If only the British played some small part in the sixth coalition then the painting could have been repainted a seventh time.  We could have seen the British Commander take pride of place at the center of European events.  Then we would know all about the Battle of Leipzig.  Instead when we hear about European wars we hear of Blenheim and Waterloo.

The great commander of the day, the General who marched in only one direction, Forwards, was Blucher.  He triumphed at both Leipzig and Waterloo!  He even has a pair of shoes named after him, and his design became the template for all modern mens shoes.

Song of the Grenadiers:

Some talk of Alexander, and some of Hercules
Of Hector and Lysander, and such great names as these.
But of all the world’s great heroes, there’s none that can compare.
With a tow, row, row, row, row, row, to the British Grenadiers.

Those heroes of antiquity ne’er saw a cannon ball,
Or knew the force of powder to slay their foes withal.
But our brave boys do know it, and banish all their fears,
With a tow, row, row, row, row, row, for the British Grenadiers.

Whene’er we are commanded to storm the palisades,
Our leaders march with fusees, and we with hand grenades.
We throw them from the glacis, about the enemies’ ears.
Sing tow, row, row, row, row, row, the British Grenadiers.

And when the siege is over, we to the town repair.
The townsmen cry, “Hurrah, boys, here comes a Grenadier!
Here come the Grenadiers, my boys, who know no doubts or fears!
Then sing tow, row, row, row, row, row, the British Grenadiers.

Then let us fill a bumper, and drink a health of those
Who carry caps and pouches, and wear the loupèd clothes.
May they and their commanders live happy all their years.
With a tow, row, row, row, row, row, for the British Grenadiers.

Spanish Flu

Alfonso XIII

Alfonso XIII

What’s in a name?  Diseases are often named after places, and who wants to be remembered for a disease?  Early outbreaks of Syphilis in Europe for instance occured during a French invasion of Italy in 1494.  The French promptly called it the “Italian” disease and blamed it on Neapolitans.  The Neapolitans blamed it on the French soldiers and called it the “French” disease.  The truth is that the strain probably came from the New World, transmitted to Europe by the men who sailed with Christopher Columbus.  Which would make it the Spanish disease.  Or the “Indian” disease since Columbus thought he had found a Western route to India.
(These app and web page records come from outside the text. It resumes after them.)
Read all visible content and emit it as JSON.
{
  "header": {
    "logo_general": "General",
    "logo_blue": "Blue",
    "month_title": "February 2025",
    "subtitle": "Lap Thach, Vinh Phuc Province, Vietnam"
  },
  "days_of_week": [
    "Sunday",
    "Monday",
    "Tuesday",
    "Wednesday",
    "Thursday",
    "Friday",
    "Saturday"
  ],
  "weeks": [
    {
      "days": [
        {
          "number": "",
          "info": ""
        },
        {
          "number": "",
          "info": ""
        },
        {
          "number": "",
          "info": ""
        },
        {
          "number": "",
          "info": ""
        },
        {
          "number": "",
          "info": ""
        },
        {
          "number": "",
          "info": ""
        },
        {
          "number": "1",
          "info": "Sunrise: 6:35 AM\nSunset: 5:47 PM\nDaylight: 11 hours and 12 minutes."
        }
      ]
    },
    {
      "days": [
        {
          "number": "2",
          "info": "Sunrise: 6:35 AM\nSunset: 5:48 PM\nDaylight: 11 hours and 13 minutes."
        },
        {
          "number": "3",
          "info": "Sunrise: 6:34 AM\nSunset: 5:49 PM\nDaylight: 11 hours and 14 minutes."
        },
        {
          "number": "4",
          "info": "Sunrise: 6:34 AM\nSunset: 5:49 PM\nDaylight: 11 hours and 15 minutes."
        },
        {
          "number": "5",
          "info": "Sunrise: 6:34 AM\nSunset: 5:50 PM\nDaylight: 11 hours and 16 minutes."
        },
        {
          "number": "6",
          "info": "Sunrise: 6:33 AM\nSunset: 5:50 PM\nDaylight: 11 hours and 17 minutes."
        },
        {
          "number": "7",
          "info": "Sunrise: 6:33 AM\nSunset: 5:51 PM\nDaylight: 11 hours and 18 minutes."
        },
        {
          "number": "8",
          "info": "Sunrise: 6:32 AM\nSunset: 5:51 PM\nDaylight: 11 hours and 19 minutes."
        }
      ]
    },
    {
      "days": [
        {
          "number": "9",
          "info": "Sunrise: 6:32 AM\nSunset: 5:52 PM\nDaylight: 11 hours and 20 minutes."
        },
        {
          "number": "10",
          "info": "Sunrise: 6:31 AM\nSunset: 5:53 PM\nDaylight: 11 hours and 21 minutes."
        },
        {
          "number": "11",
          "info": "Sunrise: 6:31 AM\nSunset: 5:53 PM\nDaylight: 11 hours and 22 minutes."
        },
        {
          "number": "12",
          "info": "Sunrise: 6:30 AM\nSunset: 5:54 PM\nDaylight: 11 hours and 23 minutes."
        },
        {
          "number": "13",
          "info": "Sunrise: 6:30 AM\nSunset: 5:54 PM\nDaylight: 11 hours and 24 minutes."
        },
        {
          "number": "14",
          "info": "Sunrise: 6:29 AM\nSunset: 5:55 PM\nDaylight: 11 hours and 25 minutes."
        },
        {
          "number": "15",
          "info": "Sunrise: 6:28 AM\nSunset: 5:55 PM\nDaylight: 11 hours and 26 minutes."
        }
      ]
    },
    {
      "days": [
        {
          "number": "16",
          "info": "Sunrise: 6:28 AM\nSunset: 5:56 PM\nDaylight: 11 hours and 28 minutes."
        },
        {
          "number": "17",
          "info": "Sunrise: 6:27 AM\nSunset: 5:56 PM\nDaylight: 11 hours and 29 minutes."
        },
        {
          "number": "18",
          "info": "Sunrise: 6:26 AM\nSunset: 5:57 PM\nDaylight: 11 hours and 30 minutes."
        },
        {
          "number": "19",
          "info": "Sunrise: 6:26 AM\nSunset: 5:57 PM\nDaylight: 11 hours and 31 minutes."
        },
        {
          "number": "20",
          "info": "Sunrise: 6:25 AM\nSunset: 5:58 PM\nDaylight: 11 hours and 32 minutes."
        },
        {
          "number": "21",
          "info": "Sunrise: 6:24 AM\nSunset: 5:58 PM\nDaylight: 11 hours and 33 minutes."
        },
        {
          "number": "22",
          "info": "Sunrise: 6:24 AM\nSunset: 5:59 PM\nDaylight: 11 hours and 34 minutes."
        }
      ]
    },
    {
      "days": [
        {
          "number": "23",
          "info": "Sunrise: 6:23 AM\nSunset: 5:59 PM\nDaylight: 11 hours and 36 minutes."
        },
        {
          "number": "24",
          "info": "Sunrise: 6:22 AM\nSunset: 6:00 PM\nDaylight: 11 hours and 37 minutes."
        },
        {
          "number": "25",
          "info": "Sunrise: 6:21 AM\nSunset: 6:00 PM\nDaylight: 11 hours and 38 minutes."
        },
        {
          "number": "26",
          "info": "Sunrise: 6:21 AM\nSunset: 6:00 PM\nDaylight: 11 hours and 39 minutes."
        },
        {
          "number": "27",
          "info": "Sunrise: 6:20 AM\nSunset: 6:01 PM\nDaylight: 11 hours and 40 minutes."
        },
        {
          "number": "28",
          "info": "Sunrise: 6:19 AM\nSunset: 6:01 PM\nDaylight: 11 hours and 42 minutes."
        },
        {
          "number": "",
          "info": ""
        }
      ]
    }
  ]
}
Spanish flu was confirmed in the USA in March 1918 in Fort Riley, Kansas.  There is much debate now about the origin of the flu.  What is certain is that it exploded all along the Western Front at the end of World War 1 in the crowded and unsanitary conditions in which troops commonly live.

One theory is that it migrated from the herds of pigs that were kept penned nearby to feed troops.  Another theory arises from a forgotten piece of war history.  Thousands of Chinese coolies were recruited by the allies to provide labour along the western front.  There was an outbreak of H1N1 virus in China around the same time.  Did it originate in Europe and spread to China or vice versa?

In France, England and Germany the wartime propaganda machine was in full swing.  There was no reporting of deaths from flu as this might encourage military action by the enemy.  However Spain was outside of the conflict.  When the Spanish king Alfonso XIII became ill with the flu the pandemic was reported widely, giving the impression that it was rampant in Spain.  As a result it became known as the Spanish Flu.

Now a truly international poet.  Wilhelm Albert Włodzimierz Apolinary Kostrowicki.  Born in Italy to a Polish family he was wounded in WW1 fighting for France and died of the Spanish flu.  He coined the terms “Cubism” and “Surrealism”.

Le Pont Mirabeau; Guillaume Apollinaire

Under Mirabeau Bridge the river slips away
And lovers
Must I be reminded
Joy came always after pain

The night is a clock chiming
The days go by not I

We’re face to face and hand in hand
While under the bridges
Of embrace expire
Eternal tired tidal eyes

The night is a clock chiming
The days go by not I

Love elapses like the river
Love goes by
Poor life is indolent
And expectation always violent

The night is a clock chiming
The days go by not I

The days and equally the weeks elapse
The past remains the past
Love remains lost
Under Mirabeau Bridge the river slips away

The night is a clock chiming
The days go by not I